We met up with Zhang ZhiRong on the Sunday afternoon after his graduation from the National University of Singapore’s Master of Architecture course.
Why did we want to know his story, the earnest young man asked. We said it was to inspire others – it’s not everyday that a student from EM3, with a PSLE grade of 105, gets a masters degree. He nodded and settled into interview mode, politely volunteering information he thought may be useful. And peppering his story with many expressions of gratitude to everybody who helped him get to where he is today.
Here are some thoughts from a man on a mission – in his words, because there is just something raw and real hearing directly from somebody who defied the odds and succeeded on his terms.
1. Your grades really don’t define you
I was streamed into EM3 at 10 years old. I scored 105 for my PSLE, which meant that I could only qualify for the Normal (Technical) stream. I remember my uncle (saying) me “stupid”, as I was the only person in my extended family with such poor grades.
In secondary school, as much as I tried, I could never do well for English. All my other subjects were above average, but because my English grades were bad, I never made it out of the N(T) stream, and could only go to ITE. When I was doing my National Service, I used my NS pay to get private tuition for my English. I re-took my O level English exams twice. Till today, I still have not passed it.
I’m grateful that my weak English did not stop me from going on to Poly, then University and now taking on a good job in an architectural firm.
2. Character matters more
3 words to describe myself? I would say determination first and foremost. If I take on something, I will definitely want to do my best. Hardworking too, I guess.
(And after being pressed for a third defining word) Does “cheerful” count?
I have a neighbour who took care of me when I was a child, and just the other day I was speaking with her daughter. Her daughter doesn’t like to study and is also in the Normal (Technical) steam. I found myself saying to her that results don’t matter that much. It’s how we respond to it that matters more. If we get poor grades after we study, it’s ok. We just move on to find something we like and can do well in. But we have to keep working hard. There will always be opportunities to study in future, but character defines who you are for life.
3. A slow start can be discouraging but every flower will bloom in the end
I still remember my mother’s disappointed face when she was informed by my principal that I had been streamed into EM3. My elder brother and younger sister did so much better at school than I did. But my mother never pressured me.As a child in kindergarten, I was very affected by my parents’ divorce. I didn’t have much motivation to do well, and as my parents were both working, I was left at home alone for long hours. Nobody at home spoke English – I had a slow start.
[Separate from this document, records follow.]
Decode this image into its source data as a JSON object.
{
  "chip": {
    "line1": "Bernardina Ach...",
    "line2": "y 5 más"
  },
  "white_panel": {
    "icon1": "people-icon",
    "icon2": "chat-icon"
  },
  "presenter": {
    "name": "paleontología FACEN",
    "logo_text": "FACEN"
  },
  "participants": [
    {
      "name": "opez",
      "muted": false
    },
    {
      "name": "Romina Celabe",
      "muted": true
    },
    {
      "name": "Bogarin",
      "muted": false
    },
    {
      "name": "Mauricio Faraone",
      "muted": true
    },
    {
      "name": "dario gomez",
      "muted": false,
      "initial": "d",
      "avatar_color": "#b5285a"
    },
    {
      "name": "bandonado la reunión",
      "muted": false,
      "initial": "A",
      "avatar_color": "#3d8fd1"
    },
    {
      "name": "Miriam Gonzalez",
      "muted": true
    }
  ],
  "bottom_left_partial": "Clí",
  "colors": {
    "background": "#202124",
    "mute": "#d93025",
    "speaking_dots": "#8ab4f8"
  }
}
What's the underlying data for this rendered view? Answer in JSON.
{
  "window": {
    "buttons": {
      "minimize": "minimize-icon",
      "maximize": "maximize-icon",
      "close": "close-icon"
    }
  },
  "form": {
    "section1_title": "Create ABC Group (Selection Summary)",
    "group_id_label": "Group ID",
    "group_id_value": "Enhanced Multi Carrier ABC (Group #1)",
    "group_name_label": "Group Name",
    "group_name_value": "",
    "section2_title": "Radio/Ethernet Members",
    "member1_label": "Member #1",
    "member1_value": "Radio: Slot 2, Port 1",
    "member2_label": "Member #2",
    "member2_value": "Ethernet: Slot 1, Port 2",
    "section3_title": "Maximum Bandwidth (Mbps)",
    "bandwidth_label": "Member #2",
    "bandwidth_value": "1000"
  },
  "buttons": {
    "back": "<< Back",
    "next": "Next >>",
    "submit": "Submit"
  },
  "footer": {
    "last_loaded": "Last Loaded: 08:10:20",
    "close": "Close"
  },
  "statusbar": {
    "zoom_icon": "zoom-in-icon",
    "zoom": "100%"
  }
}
We can’t change the past, but we can work hard and determine our future. My turning point came in Bedok ITE where I really enjoyed the building drafting course I had enrolled in. It was not language or maths dependent, and I realized that this was an area I liked and could excel in. So I continued with architecture in Singapore Polytechnic. Having a good grasp of the technical aspects helped me very much in my architecture degree in NUS.
When I was in Mayflower Secondary School, my teachers encouraged me by saying that “every flower will bloom in the end”. That was one of the things that spurred me on.
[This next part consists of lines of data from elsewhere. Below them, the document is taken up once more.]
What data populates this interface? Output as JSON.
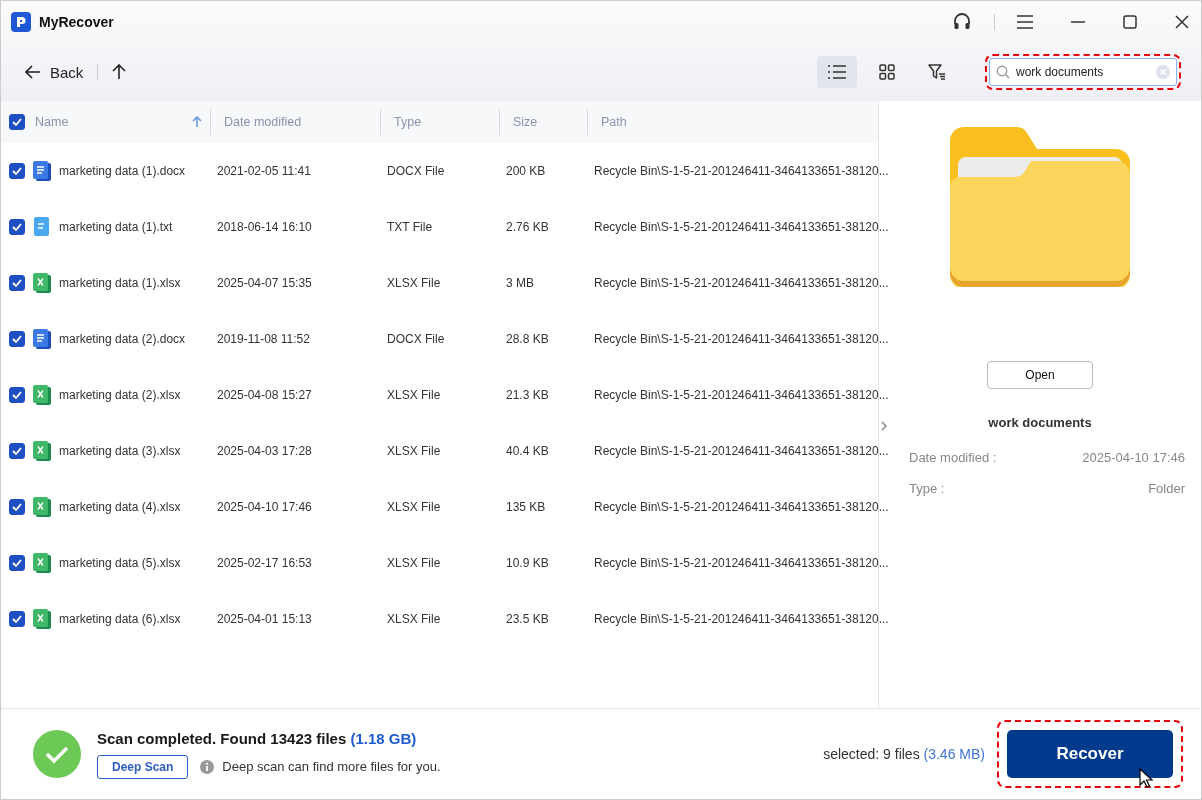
{
  "window": {
    "title": "MyRecover"
  },
  "toolbar": {
    "back": "Back",
    "views": [
      {
        "kind": "list",
        "selected": true
      },
      {
        "kind": "grid",
        "selected": false
      }
    ],
    "search": {
      "value": "work documents",
      "highlighted": true
    }
  },
  "table": {
    "all_checked": true,
    "columns": [
      {
        "label": "Name",
        "sorted": true
      },
      {
        "label": "Date modified",
        "sorted": false
      },
      {
        "label": "Type",
        "sorted": false
      },
      {
        "label": "Size",
        "sorted": false
      },
      {
        "label": "Path",
        "sorted": false
      }
    ],
    "rows": [
      {
        "kind": "docx",
        "checked": true,
        "name": "marketing data (1).docx",
        "date": "2021-02-05 11:41",
        "type": "DOCX File",
        "size": "200 KB",
        "path": "Recycle Bin\\S-1-5-21-201246411-3464133651-38120..."
      },
      {
        "kind": "txt",
        "checked": true,
        "name": "marketing data (1).txt",
        "date": "2018-06-14 16:10",
        "type": "TXT File",
        "size": "2.76 KB",
        "path": "Recycle Bin\\S-1-5-21-201246411-3464133651-38120..."
      },
      {
        "kind": "xlsx",
        "checked": true,
        "name": "marketing data (1).xlsx",
        "date": "2025-04-07 15:35",
        "type": "XLSX File",
        "size": "3 MB",
        "path": "Recycle Bin\\S-1-5-21-201246411-3464133651-38120..."
      },
      {
        "kind": "docx",
        "checked": true,
        "name": "marketing data (2).docx",
        "date": "2019-11-08 11:52",
        "type": "DOCX File",
        "size": "28.8 KB",
        "path": "Recycle Bin\\S-1-5-21-201246411-3464133651-38120..."
      },
      {
        "kind": "xlsx",
        "checked": true,
        "name": "marketing data (2).xlsx",
        "date": "2025-04-08 15:27",
        "type": "XLSX File",
        "size": "21.3 KB",
        "path": "Recycle Bin\\S-1-5-21-201246411-3464133651-38120..."
      },
      {
        "kind": "xlsx",
        "checked": true,
        "name": "marketing data (3).xlsx",
        "date": "2025-04-03 17:28",
        "type": "XLSX File",
        "size": "40.4 KB",
        "path": "Recycle Bin\\S-1-5-21-201246411-3464133651-38120..."
      },
      {
        "kind": "xlsx",
        "checked": true,
        "name": "marketing data (4).xlsx",
        "date": "2025-04-10 17:46",
        "type": "XLSX File",
        "size": "135 KB",
        "path": "Recycle Bin\\S-1-5-21-201246411-3464133651-38120..."
      },
      {
        "kind": "xlsx",
        "checked": true,
        "name": "marketing data (5).xlsx",
        "date": "2025-02-17 16:53",
        "type": "XLSX File",
        "size": "10.9 KB",
        "path": "Recycle Bin\\S-1-5-21-201246411-3464133651-38120..."
      },
      {
        "kind": "xlsx",
        "checked": true,
        "name": "marketing data (6).xlsx",
        "date": "2025-04-01 15:13",
        "type": "XLSX File",
        "size": "23.5 KB",
        "path": "Recycle Bin\\S-1-5-21-201246411-3464133651-38120..."
      }
    ]
  },
  "preview": {
    "open_button": "Open",
    "name": "work documents",
    "details": [
      {
        "label": "Date modified :",
        "value": "2025-04-10 17:46"
      },
      {
        "label": "Type :",
        "value": "Folder"
      }
    ]
  },
  "footer": {
    "message": "Scan completed. Found 13423 files",
    "found_size": "(1.18 GB)",
    "deep_scan_button": "Deep Scan",
    "hint": "Deep scan can find more files for you.",
    "selected": "selected: 9 files",
    "selected_size": "(3.46 MB)",
    "recover_button": {
      "label": "Recover",
      "highlighted": true
    }
  }
}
I really have to thank the many teachers, and lecturers in ITE and Poly, and also my friends who did not give up on me.
Madam Lim, my primary school teacher was one of the first teachers who gave me personalized attention and believed that I could achieve more. She was very caring. I still have the birthday card she gave me all those years back.
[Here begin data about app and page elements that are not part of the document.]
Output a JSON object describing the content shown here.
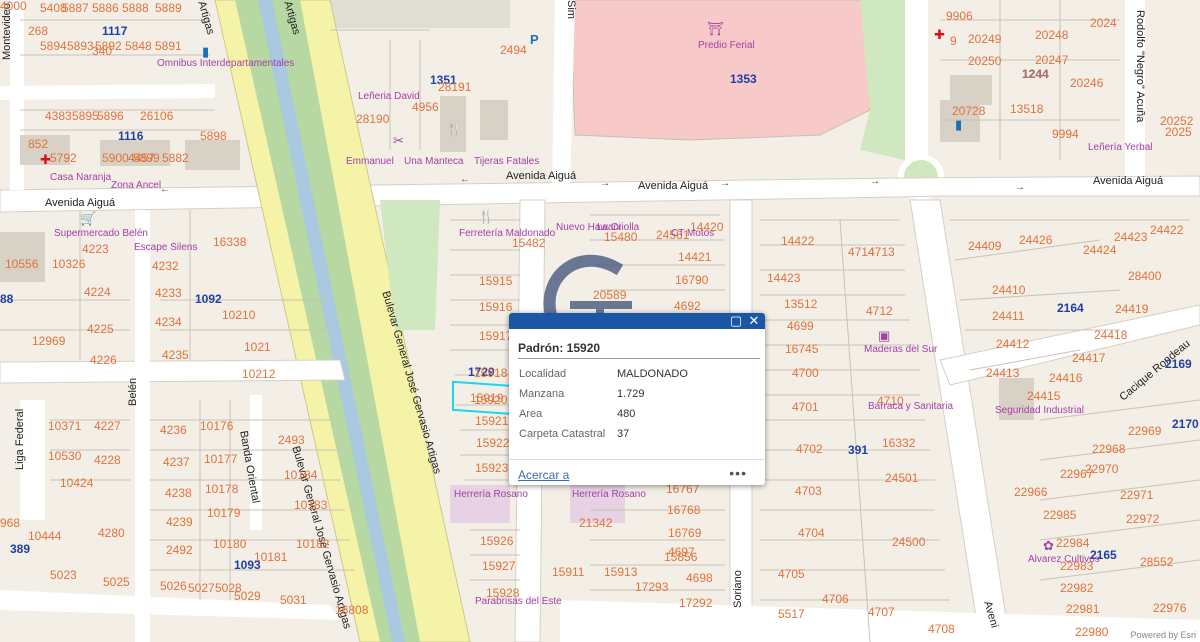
{
  "map": {
    "streets": {
      "avenida_aigua_1": "Avenida Aiguá",
      "avenida_aigua_2": "Avenida Aiguá",
      "avenida_aigua_3": "Avenida Aiguá",
      "avenida_aigua_4": "Avenida Aiguá",
      "bulevar_1": "Bulevar General José Gervasio Artigas",
      "bulevar_2": "Bulevar General José Gervasio Artigas",
      "bulevar_top": "Artigas",
      "bulevar_top2": "Artigas",
      "montevideo": "Montevideo",
      "rodolfo": "Rodolfo \"Negro\" Acuña",
      "belen": "Belén",
      "liga_federal": "Liga Federal",
      "banda_oriental": "Banda Oriental",
      "soriano": "Soriano",
      "cacique": "Cacique Rondeau",
      "simon": "Sim",
      "avenida_right": "Aveni"
    },
    "parcels": [
      "5408",
      "5887",
      "5886",
      "5888",
      "5889",
      "268",
      "5894",
      "5893",
      "5892",
      "5848",
      "5891",
      "340",
      "4383",
      "5895",
      "5896",
      "26106",
      "5898",
      "852",
      "5792",
      "5900",
      "4457",
      "5899",
      "5882",
      "10556",
      "10326",
      "4223",
      "4232",
      "4233",
      "4234",
      "4235",
      "16338",
      "10210",
      "4224",
      "4225",
      "4226",
      "12969",
      "1021",
      "10212",
      "10371",
      "4227",
      "10530",
      "4228",
      "10424",
      "4236",
      "4237",
      "4238",
      "4239",
      "2492",
      "5027",
      "5028",
      "5029",
      "5031",
      "16808",
      "10176",
      "10177",
      "10178",
      "10179",
      "10180",
      "10181",
      "10182",
      "10183",
      "10184",
      "2493",
      "4280",
      "10444",
      "5023",
      "5025",
      "5026",
      "968",
      "4000",
      "28191",
      "28190",
      "4956",
      "2494",
      "20249",
      "20250",
      "20248",
      "20247",
      "20246",
      "13518",
      "20728",
      "20252",
      "15482",
      "15915",
      "15916",
      "15917",
      "15918",
      "15919",
      "15921",
      "15922",
      "15923",
      "15920",
      "15926",
      "15927",
      "15928",
      "15480",
      "24561",
      "14420",
      "14421",
      "16790",
      "20589",
      "4692",
      "14422",
      "4714",
      "4713",
      "14423",
      "13512",
      "4699",
      "16745",
      "4700",
      "4701",
      "4702",
      "4703",
      "4704",
      "4705",
      "4706",
      "4707",
      "4708",
      "4712",
      "4710",
      "16332",
      "24501",
      "24500",
      "16767",
      "16768",
      "16769",
      "4697",
      "15856",
      "4698",
      "17293",
      "17292",
      "15911",
      "15913",
      "21342",
      "24409",
      "24426",
      "24424",
      "24423",
      "24422",
      "24410",
      "28400",
      "24411",
      "24419",
      "24418",
      "24412",
      "24417",
      "24413",
      "24416",
      "24415",
      "22969",
      "22968",
      "22967",
      "22970",
      "22966",
      "22971",
      "22985",
      "22972",
      "22984",
      "22983",
      "28552",
      "22982",
      "22981",
      "22980",
      "22976",
      "1244",
      "9994",
      "9",
      "5517",
      "2025",
      "2024",
      "9906"
    ],
    "blocks": [
      "1117",
      "1116",
      "1092",
      "1093",
      "389",
      "88",
      "1351",
      "1353",
      "1244",
      "2164",
      "2169",
      "2170",
      "2165",
      "391",
      "1729"
    ],
    "pois": {
      "omnibus": "Omnibus Interdepartamentales",
      "lenieria": "Leñeria David",
      "emmanuel": "Emmanuel",
      "una_manteca": "Una Manteca",
      "tijeras": "Tijeras Fatales",
      "casa_naranja": "Casa Naranja",
      "zona_ancel": "Zona Ancel",
      "supermercado": "Supermercado Belén",
      "escape": "Escape Silens",
      "predio": "Predio Ferial",
      "ferreteria": "Ferretería Maldonado",
      "nuevo_hawani": "Nuevo Hawani",
      "la_criolla": "La Criolla",
      "ct_motos": "CT Motos",
      "herreria1": "Herrería Rosano",
      "herreria2": "Herrería Rosano",
      "parabrisas": "Parabrisas del Este",
      "lenieria_yerbal": "Leñería Yerbal",
      "maderas": "Maderas del Sur",
      "barraca": "Barraca y Sanitaria",
      "seguridad": "Seguridad Industrial",
      "alvarez": "Alvarez Cultivos"
    }
  },
  "popup": {
    "title": "Padrón: 15920",
    "rows": [
      {
        "label": "Localidad",
        "value": "MALDONADO"
      },
      {
        "label": "Manzana",
        "value": "1.729"
      },
      {
        "label": "Area",
        "value": "480"
      },
      {
        "label": "Carpeta Catastral",
        "value": "37"
      }
    ],
    "zoom_link": "Acercar a",
    "more": "•••"
  },
  "attribution": "Powered by Esri",
  "colors": {
    "road": "#ffffff",
    "boulevard": "#f5f3a8",
    "median": "#b7d8a2",
    "fairground": "#f8c9c9",
    "green": "#cfe8bf",
    "popup_bar": "#1b57a6",
    "highlight": "#19d6ee"
  }
}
And my friend Keris. She was in the same secondary school and ITE, and she encouraged me a lot. She doesn’t come from a rich family, but she started work earlier than I did, as a designer. And she helped me a lot financially, when my part-time job as a Takashimaya shoe salesperson couldn’t completely cover my school expenses.
4. I understand what it is like to have nobody there to help. Now, I just want to give back.
Having been through some very low points in my life, I really want to be able to help those in need.
During my NS, I served with the Singapore Police Force, in the vocation of “Person In Custody”. My main takeaway was that there is no difference between the accused and I. Some of our backgrounds were so similar: broken families, EM3, bad grades, and so on. It could have been me. So I started sharing my story and telling them that if I could make it out of that situation, they could too. I hope to go back to work with these accused at some point.
When I was in university, a very close primary schoolmate passed away. I helped his sister with her N levels Math for a couple of months because there was nobody else available to help, and the family couldn’t afford private tuition. Now I am volunteering with MINDS (Westend) every Saturday, and I have been doing so for the past 3.5 years.
5. The learning continues
I am still taking English classes from Madam Lim, my Primary School teacher. I wanted to pay her, but she declined. Now I meet her most Saturday mornings, from 8am to 10am. For the next 2 years, I want to grow as an architect, and then at some stage, I hope to join the prison services as an officer to rehabilitate the prison inmates.
At Flying Cape, we are very touched by Zhi Rong’s story. It almost seems that Michelle Obama’s very last commencement speech as First Lady was tailor-made for Zhi Rong.
“You should never view your challenges as a disadvantage. Instead, it is important for you to understand that your experience facing and overcoming adversity is actually one of your biggest advantages.”